As the maintainer of a government web site, I can only say how much I agree. Those repeatedly posting that the web is a visual medium are just flat wrong. The web (and to a greater extent and more importantly the internet) ain't about pretty pictures or fonts only the designer of them can read. It's about ideas. It's a mechanism for communicating those ideas. And anyone who says "They're blind! Let 'em eat cake!" is not only heartless but ignorant. It is simply unacceptable for society to take a group of people who "see" the world in a different way and shut them out. Isn't that what all the Hellmouth uproar has been about? Saying "Blind people? Fuck 'em!" is the moral equivalent of saying "Plays Doom? Put 'em in isolation!" Neither condition is a good reason to cut people off from the rest of the world. And folks, I believe that the 'net has reached a level of importance, of validity, and of ubiquity that cutting people off from the online world is nearly the equivalent of shutting them out of the physical world.
I know my blind users appreciate the fact that I'm not trying to win any design contests. I'm just trying to communicate. Just like any other Any Browser proponent.

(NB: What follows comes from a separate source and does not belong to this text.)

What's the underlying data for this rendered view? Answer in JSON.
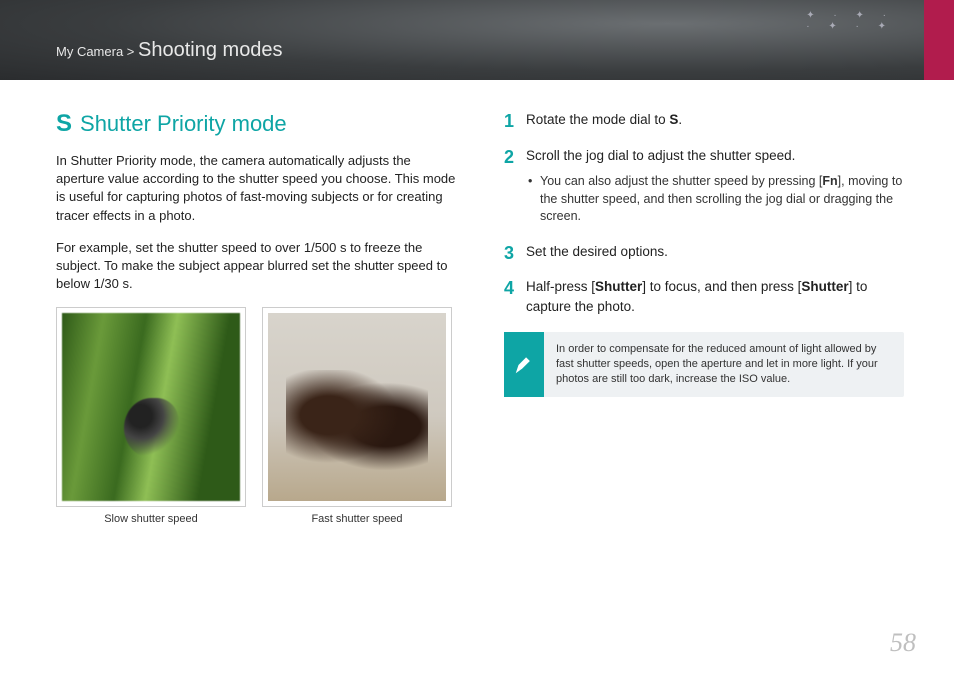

As for the nuts and bolts, it's not all that hard to make sites useful to everyone. Check out the IRS web site for a look at a huge site that works in text only mode. And if you're open to making the sites you design more useful, try the basic information available from the Department of Justice page on this topic. There's even a fine page on the topic from the General Services Administration. Just because they're government sites doesn't mean they're bad.
On the flip side, of course, I think the folks filing this suit could have chosen a better place to try to make available for the blind than AOL. Suppose they get everything they ask for and AOL becomes totally accessible? What then? A whole new group of folks gets to look at the service and decide that it's crap?
Sorry. I couldn't resist the cheap shot.